> _WORK INSTRUCTION_
Going through the entries below, tally the lines that hold the word "initial" and state the result alone.

★ ★ ★

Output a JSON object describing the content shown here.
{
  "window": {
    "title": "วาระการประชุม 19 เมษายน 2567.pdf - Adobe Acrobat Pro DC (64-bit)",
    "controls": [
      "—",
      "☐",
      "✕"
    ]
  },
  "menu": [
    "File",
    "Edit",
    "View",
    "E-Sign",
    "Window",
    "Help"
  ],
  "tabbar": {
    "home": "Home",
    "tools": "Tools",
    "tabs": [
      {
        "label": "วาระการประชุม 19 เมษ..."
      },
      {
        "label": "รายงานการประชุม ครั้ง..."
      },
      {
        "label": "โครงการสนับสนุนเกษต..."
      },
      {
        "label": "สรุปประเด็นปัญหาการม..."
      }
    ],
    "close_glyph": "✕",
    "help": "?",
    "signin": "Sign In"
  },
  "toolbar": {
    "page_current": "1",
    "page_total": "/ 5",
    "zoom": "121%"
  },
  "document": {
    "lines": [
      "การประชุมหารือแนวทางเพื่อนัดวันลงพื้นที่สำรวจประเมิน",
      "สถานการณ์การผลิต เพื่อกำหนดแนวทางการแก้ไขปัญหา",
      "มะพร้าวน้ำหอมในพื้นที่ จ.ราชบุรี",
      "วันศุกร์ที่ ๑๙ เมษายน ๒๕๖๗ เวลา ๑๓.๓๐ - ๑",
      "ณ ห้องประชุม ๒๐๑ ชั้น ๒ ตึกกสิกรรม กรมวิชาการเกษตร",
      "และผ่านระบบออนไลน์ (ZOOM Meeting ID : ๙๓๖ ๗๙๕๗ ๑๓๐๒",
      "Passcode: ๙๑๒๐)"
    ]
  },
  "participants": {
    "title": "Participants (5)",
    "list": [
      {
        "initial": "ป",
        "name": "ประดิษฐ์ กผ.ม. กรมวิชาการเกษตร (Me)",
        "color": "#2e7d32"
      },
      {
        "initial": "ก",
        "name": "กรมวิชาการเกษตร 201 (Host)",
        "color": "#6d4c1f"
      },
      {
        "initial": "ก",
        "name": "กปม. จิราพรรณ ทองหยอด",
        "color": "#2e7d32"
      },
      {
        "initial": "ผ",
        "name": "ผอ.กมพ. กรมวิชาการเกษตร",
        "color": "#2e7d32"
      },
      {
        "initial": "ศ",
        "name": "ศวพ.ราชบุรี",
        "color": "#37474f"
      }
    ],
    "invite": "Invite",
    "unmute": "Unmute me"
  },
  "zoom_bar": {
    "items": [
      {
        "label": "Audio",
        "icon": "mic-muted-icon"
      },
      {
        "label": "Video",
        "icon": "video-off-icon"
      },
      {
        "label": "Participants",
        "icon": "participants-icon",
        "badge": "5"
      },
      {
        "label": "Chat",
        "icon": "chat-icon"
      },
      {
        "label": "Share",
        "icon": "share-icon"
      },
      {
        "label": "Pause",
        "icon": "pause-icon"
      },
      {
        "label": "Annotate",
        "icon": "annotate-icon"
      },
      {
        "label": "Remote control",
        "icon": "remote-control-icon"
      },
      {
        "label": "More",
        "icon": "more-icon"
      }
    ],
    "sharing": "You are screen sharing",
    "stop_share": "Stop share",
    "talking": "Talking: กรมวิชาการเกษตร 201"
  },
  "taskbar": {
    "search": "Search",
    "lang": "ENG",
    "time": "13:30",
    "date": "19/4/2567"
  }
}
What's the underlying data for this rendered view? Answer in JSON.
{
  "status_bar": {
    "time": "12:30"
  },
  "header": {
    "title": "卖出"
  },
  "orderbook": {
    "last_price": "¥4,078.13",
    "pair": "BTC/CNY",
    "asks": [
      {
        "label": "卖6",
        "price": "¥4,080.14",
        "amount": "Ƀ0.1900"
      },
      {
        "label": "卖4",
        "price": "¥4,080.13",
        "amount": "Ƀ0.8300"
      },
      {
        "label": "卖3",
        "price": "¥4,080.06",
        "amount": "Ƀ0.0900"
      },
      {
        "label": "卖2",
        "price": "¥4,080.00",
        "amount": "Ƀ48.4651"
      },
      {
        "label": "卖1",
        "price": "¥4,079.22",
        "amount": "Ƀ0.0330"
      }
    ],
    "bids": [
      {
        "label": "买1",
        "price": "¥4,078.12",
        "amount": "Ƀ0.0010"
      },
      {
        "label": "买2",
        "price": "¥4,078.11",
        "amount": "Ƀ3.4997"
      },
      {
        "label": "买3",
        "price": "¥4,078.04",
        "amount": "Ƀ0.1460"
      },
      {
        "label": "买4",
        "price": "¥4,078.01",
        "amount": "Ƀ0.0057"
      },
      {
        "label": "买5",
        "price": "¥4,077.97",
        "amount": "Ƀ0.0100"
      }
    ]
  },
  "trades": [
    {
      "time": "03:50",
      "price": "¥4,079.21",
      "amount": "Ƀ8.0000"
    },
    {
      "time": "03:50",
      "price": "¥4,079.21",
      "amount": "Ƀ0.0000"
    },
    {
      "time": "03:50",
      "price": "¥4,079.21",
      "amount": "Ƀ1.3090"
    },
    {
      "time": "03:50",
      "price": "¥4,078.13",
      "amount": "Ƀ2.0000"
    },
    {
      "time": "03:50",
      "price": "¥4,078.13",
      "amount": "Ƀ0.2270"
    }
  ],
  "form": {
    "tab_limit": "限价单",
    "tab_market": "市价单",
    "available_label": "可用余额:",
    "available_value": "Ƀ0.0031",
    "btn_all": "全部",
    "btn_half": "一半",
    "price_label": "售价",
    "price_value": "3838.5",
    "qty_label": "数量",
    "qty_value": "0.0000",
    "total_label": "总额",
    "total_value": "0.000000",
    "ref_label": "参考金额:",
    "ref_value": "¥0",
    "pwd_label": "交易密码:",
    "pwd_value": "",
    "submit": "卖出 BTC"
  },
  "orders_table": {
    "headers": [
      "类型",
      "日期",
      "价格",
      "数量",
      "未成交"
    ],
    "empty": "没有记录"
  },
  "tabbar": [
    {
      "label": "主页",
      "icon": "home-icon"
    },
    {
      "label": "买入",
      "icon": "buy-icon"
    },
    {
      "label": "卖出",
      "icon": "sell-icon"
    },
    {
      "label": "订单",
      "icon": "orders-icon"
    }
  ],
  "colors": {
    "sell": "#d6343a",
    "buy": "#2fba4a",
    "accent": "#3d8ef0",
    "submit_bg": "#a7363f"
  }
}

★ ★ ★

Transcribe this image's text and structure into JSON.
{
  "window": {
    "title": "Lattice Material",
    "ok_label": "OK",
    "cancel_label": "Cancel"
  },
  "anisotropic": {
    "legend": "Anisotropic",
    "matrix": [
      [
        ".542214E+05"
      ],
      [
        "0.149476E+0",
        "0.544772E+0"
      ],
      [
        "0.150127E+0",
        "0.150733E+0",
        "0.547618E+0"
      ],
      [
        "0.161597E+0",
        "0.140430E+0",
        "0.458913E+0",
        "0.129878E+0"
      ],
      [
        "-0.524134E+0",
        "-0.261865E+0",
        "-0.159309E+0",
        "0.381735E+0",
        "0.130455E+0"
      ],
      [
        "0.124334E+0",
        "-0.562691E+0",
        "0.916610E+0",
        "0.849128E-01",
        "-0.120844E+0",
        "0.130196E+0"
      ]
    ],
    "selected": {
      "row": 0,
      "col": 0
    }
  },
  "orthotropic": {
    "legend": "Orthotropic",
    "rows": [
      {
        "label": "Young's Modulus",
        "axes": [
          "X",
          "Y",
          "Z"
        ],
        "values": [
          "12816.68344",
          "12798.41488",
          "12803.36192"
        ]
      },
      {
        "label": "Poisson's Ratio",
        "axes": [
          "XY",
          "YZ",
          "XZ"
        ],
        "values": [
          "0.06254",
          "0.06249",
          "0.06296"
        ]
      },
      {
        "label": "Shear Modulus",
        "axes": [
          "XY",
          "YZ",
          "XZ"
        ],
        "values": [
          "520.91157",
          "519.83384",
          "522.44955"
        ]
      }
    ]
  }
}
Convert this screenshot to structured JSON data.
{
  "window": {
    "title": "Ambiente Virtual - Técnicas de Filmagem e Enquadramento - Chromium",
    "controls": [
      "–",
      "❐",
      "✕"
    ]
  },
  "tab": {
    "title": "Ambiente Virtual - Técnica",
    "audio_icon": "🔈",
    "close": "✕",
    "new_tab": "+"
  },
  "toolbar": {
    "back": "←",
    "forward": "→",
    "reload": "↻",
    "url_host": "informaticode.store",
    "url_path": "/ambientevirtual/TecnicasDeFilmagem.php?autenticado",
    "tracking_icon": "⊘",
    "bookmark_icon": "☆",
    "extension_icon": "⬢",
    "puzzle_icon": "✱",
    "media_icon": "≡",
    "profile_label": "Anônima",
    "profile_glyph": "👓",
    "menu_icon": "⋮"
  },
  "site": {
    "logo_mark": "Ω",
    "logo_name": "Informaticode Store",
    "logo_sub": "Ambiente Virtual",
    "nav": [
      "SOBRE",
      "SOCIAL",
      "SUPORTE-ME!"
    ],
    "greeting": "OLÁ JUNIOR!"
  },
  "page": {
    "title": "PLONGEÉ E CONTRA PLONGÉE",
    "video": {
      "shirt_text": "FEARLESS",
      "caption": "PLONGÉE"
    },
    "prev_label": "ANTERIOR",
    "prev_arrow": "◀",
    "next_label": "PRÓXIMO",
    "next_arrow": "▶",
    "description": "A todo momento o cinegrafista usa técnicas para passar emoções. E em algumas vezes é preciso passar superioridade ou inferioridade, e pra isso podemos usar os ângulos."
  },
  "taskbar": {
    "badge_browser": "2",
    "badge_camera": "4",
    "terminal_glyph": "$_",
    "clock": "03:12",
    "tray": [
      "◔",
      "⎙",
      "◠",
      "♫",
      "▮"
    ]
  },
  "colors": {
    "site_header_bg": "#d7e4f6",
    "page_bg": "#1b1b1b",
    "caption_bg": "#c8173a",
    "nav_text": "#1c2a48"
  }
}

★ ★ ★

> _ANSWER TO THE PROBLEM_
5